Steven's Dogs, located across the highway and up the hill from the Hotel Coral, was a great find. Unfortunately, it suspended operation a month after our visit in June 2017. But the owner is trying to reopen, so I'm posting as a way of encouraging his efforts.
Steven&amp;#39;s Dogs would open at night in what seemed to be a two-car garage in a residential neighborhood, complete with tables and chairs for eating on-site.
Unlike the Sonoran-style hot dog that wraps a strip of bacon around the hot dog, the pieces of bacon were cooked individually on the plancha with the grilled onions. The owner believes that this ensures more even cooking and retains the crispness.
Most things were made from scratch. The chile (with beans) and even the light and tender rolls were house-made.
The night we were there, the condiment tray included peanut sauce, cured carrots and jalapeños, and an excellent chimichurri sauce.
This was the regular hot dog, and indeed the bacon contribution was a cut above. And those fluffy buns were the stuff of dreams.
We also tried the Italian dog that includes pepperoni, shown here dressed with chimichurri sauce. Loved those sweet and slightly crisp onions.
The owner gave me a sample of his chili fries. Intensely flavored hand-cut, fried potatoes though not crispy, and some of that delectable chili. It&amp;#39;s a testament to the quality of food served here that we could be so excited about eating these hot dogs and fries after a splendid Michelin-star level dinner at TrasLomita.

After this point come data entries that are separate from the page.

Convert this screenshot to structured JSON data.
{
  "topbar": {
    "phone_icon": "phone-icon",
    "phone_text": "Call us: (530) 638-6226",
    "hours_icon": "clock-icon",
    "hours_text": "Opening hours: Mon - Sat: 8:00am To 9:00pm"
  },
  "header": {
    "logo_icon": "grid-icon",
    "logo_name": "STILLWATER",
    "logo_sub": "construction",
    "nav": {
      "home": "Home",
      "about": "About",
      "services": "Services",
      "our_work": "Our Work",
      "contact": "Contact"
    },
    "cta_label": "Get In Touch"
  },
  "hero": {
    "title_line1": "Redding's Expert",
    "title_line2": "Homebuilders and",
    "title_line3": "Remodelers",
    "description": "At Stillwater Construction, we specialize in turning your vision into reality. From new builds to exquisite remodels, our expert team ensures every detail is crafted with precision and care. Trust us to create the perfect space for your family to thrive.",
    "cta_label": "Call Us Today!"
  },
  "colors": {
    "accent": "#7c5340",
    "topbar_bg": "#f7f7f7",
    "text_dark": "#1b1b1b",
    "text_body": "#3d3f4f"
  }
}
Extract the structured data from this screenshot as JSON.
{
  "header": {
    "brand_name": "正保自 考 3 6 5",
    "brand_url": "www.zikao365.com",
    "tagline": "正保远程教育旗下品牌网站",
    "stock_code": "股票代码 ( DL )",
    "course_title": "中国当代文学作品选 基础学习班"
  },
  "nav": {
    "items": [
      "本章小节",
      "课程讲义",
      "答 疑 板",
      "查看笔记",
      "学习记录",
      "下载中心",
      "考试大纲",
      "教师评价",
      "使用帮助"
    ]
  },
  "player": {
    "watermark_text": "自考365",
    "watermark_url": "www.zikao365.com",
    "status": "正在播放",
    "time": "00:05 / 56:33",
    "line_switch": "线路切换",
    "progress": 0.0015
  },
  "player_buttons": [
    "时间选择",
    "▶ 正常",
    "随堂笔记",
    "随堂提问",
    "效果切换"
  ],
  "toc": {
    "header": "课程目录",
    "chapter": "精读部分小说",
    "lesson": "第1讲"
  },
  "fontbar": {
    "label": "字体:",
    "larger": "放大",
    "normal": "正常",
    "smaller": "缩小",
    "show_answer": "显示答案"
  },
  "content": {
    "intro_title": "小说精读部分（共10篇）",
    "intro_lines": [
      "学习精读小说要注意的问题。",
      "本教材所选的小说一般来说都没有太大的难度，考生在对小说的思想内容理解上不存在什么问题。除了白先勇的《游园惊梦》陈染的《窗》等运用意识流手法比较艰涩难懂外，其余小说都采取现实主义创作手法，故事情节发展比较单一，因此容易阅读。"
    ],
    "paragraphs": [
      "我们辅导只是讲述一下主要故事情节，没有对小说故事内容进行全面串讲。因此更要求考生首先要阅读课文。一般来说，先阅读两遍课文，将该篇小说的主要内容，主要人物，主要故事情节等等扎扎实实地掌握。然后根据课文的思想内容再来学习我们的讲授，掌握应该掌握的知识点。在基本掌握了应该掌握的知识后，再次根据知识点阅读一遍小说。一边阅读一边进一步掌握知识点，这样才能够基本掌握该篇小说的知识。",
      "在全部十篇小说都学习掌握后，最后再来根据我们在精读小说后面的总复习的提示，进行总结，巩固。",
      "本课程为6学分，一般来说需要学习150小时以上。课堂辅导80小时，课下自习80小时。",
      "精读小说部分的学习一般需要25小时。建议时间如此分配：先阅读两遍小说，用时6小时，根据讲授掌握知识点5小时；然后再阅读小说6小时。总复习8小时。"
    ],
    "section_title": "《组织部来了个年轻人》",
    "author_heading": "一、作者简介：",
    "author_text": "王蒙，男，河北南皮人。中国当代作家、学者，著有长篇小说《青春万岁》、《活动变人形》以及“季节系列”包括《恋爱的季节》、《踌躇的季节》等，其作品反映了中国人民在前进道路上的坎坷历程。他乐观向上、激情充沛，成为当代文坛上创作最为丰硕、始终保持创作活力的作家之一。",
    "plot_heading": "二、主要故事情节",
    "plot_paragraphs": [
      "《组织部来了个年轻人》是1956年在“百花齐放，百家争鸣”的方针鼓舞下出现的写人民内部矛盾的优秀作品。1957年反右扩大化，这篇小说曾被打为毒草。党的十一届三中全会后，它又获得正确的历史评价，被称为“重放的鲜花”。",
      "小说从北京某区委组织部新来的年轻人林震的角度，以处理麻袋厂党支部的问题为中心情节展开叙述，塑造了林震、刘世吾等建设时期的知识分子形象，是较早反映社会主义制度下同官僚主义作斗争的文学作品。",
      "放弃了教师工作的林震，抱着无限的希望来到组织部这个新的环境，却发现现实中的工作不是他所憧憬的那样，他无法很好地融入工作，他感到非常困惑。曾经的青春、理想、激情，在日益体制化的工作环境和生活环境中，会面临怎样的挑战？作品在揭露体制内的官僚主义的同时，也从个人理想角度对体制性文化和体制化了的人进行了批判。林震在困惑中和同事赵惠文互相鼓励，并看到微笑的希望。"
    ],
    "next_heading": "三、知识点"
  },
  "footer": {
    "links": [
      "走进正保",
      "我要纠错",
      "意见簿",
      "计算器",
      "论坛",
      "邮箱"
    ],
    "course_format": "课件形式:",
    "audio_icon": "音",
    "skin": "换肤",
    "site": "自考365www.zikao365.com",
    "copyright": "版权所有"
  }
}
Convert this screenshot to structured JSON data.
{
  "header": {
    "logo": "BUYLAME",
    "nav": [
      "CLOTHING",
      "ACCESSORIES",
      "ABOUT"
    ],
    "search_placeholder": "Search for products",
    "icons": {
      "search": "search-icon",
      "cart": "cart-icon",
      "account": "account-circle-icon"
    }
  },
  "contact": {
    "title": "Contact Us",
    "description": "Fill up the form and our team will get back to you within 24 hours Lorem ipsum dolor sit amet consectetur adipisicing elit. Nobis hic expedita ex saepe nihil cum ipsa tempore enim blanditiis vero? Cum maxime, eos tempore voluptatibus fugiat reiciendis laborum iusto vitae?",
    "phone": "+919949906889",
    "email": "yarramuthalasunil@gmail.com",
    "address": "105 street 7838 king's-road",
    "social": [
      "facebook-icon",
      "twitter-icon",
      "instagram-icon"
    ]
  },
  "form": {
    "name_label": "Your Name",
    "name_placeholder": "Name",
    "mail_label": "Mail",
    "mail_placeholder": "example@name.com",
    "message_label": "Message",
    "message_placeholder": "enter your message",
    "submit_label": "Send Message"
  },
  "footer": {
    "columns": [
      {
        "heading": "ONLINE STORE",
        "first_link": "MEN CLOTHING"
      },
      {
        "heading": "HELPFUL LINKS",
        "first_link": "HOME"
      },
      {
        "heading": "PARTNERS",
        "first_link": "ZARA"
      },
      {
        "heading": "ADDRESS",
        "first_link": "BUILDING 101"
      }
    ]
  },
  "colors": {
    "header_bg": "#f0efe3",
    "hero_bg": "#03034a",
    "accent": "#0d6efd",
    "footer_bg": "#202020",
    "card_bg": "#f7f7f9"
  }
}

I made the faux pas of calling the hot doggero, Steven. He gently corrected me by explaining that his cart is named after Harry M. Stevens who is credited with inventing the hot dog. So once again, I don&amp;#39;t know the name of this hot dog chef. Though nameless, he is talented, a student of history, and bears a striking resemblance to a young Jean-Paul Belmondo, plus rocking a pompadour! Let&amp;#39;s hope he finds a new venue soon